Pick each line containing "label" out of the records.

(Web page and app entries)
☆ ☆ ☆ ☆

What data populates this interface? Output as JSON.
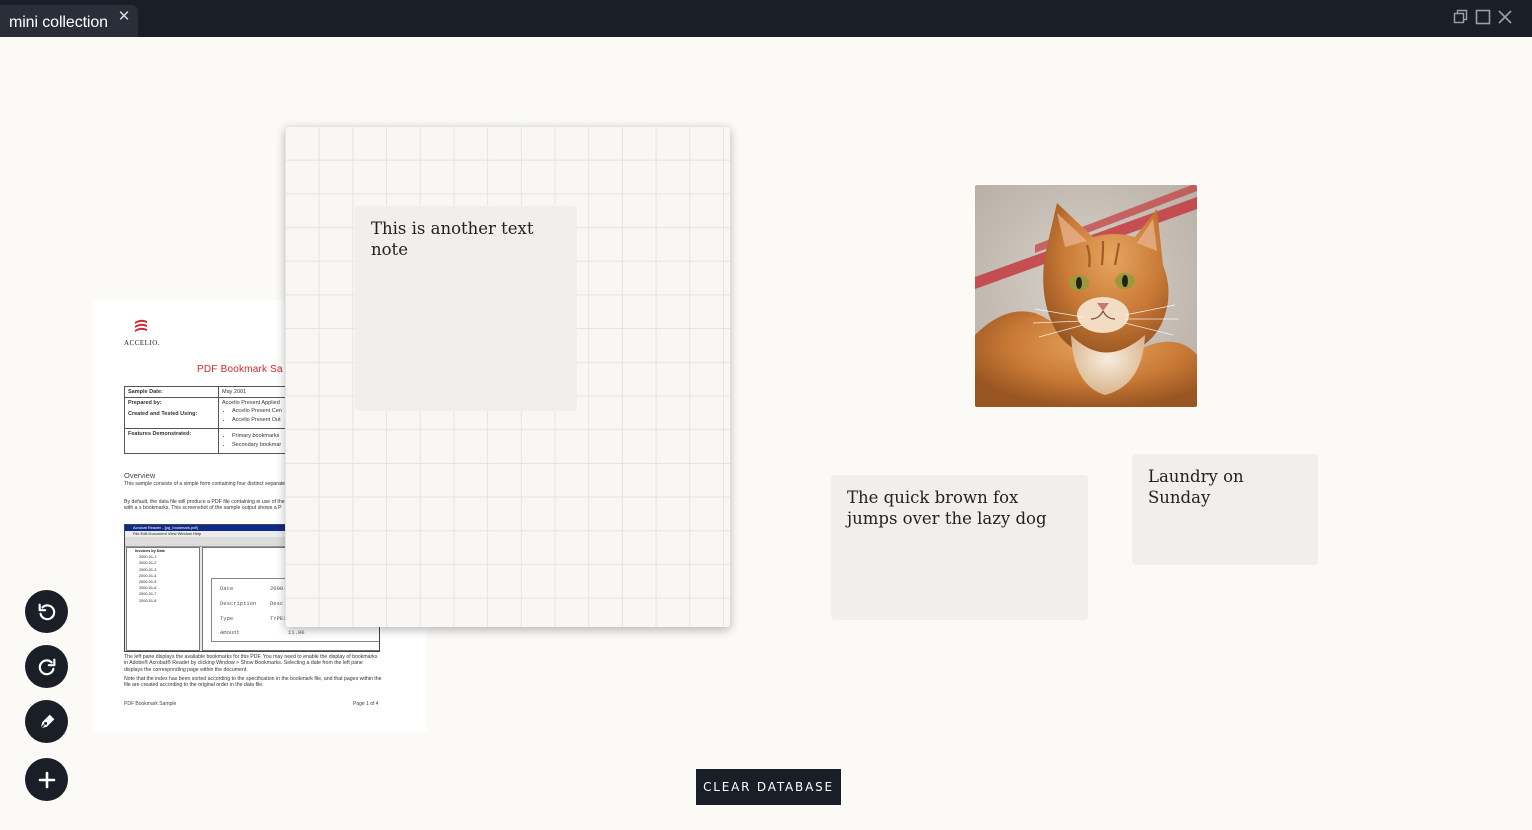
{
  "window": {
    "tab_title": "mini collection",
    "tab_close_icon": "close-icon",
    "controls": [
      "restore-icon",
      "maximize-icon",
      "close-icon"
    ]
  },
  "canvas": {
    "pdf_card": {
      "logo_text": "ACCELIO.",
      "title": "PDF Bookmark Sa",
      "table": [
        {
          "key": "Sample Date:",
          "value": "May 2001"
        },
        {
          "key": "Prepared by:",
          "value": "Accelio Present Applied"
        },
        {
          "key": "Created and Tested Using:",
          "items": [
            "Accelio Present Cen",
            "Accelio Present Out"
          ]
        },
        {
          "key": "Features Demonstrated:",
          "items": [
            "Primary bookmarks",
            "Secondary bookmar"
          ]
        }
      ],
      "overview_heading": "Overview",
      "overview_p1": "This sample consists of a simple form containing four distinct separate records.",
      "overview_p2": "By default, the data file will produce a PDF file containing ei use of the bookmark file will produce the same PDF with a s bookmarks. This screenshot of the sample output shows a P",
      "screenshot": {
        "window_title": "Acrobat Reader - [pg_bookmark.pdf]",
        "menu": "File  Edit  Document  View  Window  Help",
        "tree": [
          "Invoices by Date",
          "2000-01-1",
          "2000-01-2",
          "2000-01-3",
          "2000-01-4",
          "2000-01-5",
          "2000-01-6",
          "2000-01-7",
          "2000-01-8"
        ],
        "form": [
          {
            "label": "Date",
            "value": "2000-"
          },
          {
            "label": "Description",
            "value": "Desc"
          },
          {
            "label": "Type",
            "value": "TYPE1"
          },
          {
            "label": "Amount",
            "value": "11.00"
          }
        ]
      },
      "body_p1": "The left pane displays the available bookmarks for this PDF. You may need to enable the display of bookmarks in Adobe® Acrobat® Reader by clicking Window > Show Bookmarks. Selecting a date from the left pane displays the corresponding page within the document.",
      "body_p2": "Note that the index has been sorted according to the specification in the bookmark file, and that pages within the file are created according to the original order in the data file.",
      "footer_left": "PDF Bookmark Sample",
      "footer_right": "Page 1 of 4"
    },
    "notes": [
      {
        "text": "This is another text note"
      },
      {
        "text": "The quick brown fox jumps over the lazy dog"
      },
      {
        "text": "Laundry on Sunday"
      }
    ],
    "image_card": {
      "subject": "orange tabby cat"
    }
  },
  "toolbar": {
    "undo_icon": "undo-icon",
    "redo_icon": "redo-icon",
    "draw_icon": "pen-icon",
    "add_icon": "plus-icon"
  },
  "clear_button": {
    "label": "CLEAR DATABASE"
  },
  "colors": {
    "dark": "#1a1e27",
    "canvas_bg": "#fbfaf6",
    "note_bg": "#f0efeb",
    "pdf_title_red": "#d3262b"
  }
}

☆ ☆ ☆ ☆

### Task result
            "label": "Date",
            "label": "Description",
            "label": "Type",
            "label": "Amount",
    "label": "CLEAR DATABASE"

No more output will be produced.